She also supported the economic sanctions placed on Russia after the annexation, and questioned the legitimacy of his election and his crackdown on dissent in Russia. Yes, Putin had lots of reasons to damage Clinton's campaign.
2. The Trump campaign reached out to Russia for their assistance but Mueller never found the smoking gun, evidence that Russia and Trump entered into a specific criminal conspiracy.
Bloomberg: "Mueller, in his partially redacted 448-page report released on Thursday, laid out a tapestry of contacts between Trump associates and Russian officials and their emissaries before and during the 2016 campaign. The interactions ranged from potential real estate deals in Moscow to the Trump campaign chairman Paul Manafort handing off private polling data to an associate with ties to Russian intelligence."
"The investigation established multiple links between Trump campaign officials and individuals tied to the Russian government," Mueller wrote in the report. Although the campaign actively sought the help of Russians -- and even thought it would “benefit electorally” from the stolen emails -- it didn’t reach any criminal agreement with the Russians to break the law, Mueller wrote."
Trump sought and welcomed Putin's help, but there was never a bargain or agreement regarding Russian assistance. Putin had decided to help Trump for his own purposes, without a quid pro quo or coordinated strategy. It may be reprehensible to seek the help of a hostile foreign power to win an election, but there is no specific criminal statute that prevents it.
3. Mueller found plenty of evidence that the President tried to obstruct justice, but he was careful in his choice of words.
Mueller Report: "If we had confidence after a thorough investigation of the facts that the president clearly did not commit obstruction of justice, we would so state...... Based on the facts and the applicable legal standards however we are unable to reach that judgment. The evidence we obtained about the president's actions and intent presents difficult issues that prevent us from conclusively determining that no criminal conduct occurred."
Attorney General William Barr's decision not to pursue an obstruction case is a political decision and generally irrelevant to an understanding of what happened.
NPR: "On obstruction, Mueller's team found a lot of evidence for it. The report points to 10 separate instances of the president's attempts to slow down investigations or oust officials such as Mueller or then-Attorney General Jeff Sessions. Trump, though, was thwarted at times by those close to him, aides and allies who decided for either legal or political reasons not to follow through on the president's requests."

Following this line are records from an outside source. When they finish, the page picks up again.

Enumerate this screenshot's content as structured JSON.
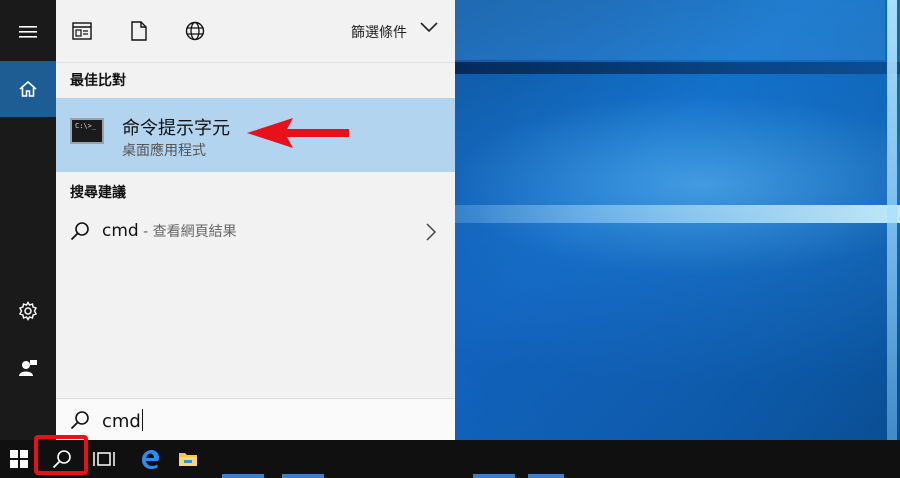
{
  "left_rail": {
    "menu_icon": "hamburger-icon",
    "home_icon": "home-icon",
    "settings_icon": "gear-icon",
    "user_icon": "user-feedback-icon"
  },
  "filter_bar": {
    "icons": [
      "documents-filter-icon",
      "file-filter-icon",
      "web-filter-icon"
    ],
    "filters_label": "篩選條件"
  },
  "best_match": {
    "header": "最佳比對",
    "app_name": "命令提示字元",
    "app_type": "桌面應用程式",
    "icon_text": "C:\\>_"
  },
  "suggestions": {
    "header": "搜尋建議",
    "items": [
      {
        "query": "cmd",
        "hint": " - 查看網頁結果"
      }
    ]
  },
  "search_box": {
    "value": "cmd"
  },
  "taskbar": {
    "items": [
      "start-icon",
      "search-icon",
      "task-view-icon",
      "edge-icon",
      "file-explorer-icon"
    ]
  },
  "colors": {
    "accent": "#1e5d93",
    "selection": "#b3d4ee",
    "annotation_red": "#e8101a"
  }
}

"The most notable example was Don McGahn, Trump's White House lawyer, refusing to lean on Deputy Attorney General Rod Rosenstein to fire Mueller. He decided "that he would resign rather than trigger what he regarded as a potential Saturday Night Massacre," according to the report."
In the end, the President may be saved from impeachment by officials in his administration who refused to follow his orders.
The Mueller Report: “The President’s efforts to influence the investigation were mostly unsuccessful, but that is largely because the persons who surrounded the President declined to carry out orders or accede to his requests.”
So, where do we stand now. Democrats must first obtain the unredacted version of the report and decide on impeachment. It's doubtful that they will select that course without some hope that enough Republicans in the Senate could be convinced to convict on the House's Articles of Impeachment. That is quite unlikely unless there are some bombshells within the investigations that Mueller handed off to other prosecutors to pursue.
A better plan would be to lay out a case to voters that Donald Trump has defiled the Presidency and that the Democratic Party will repair America's image, unite us around common goals and restore the nation's global leadership.
By: Don Lam & Curated Content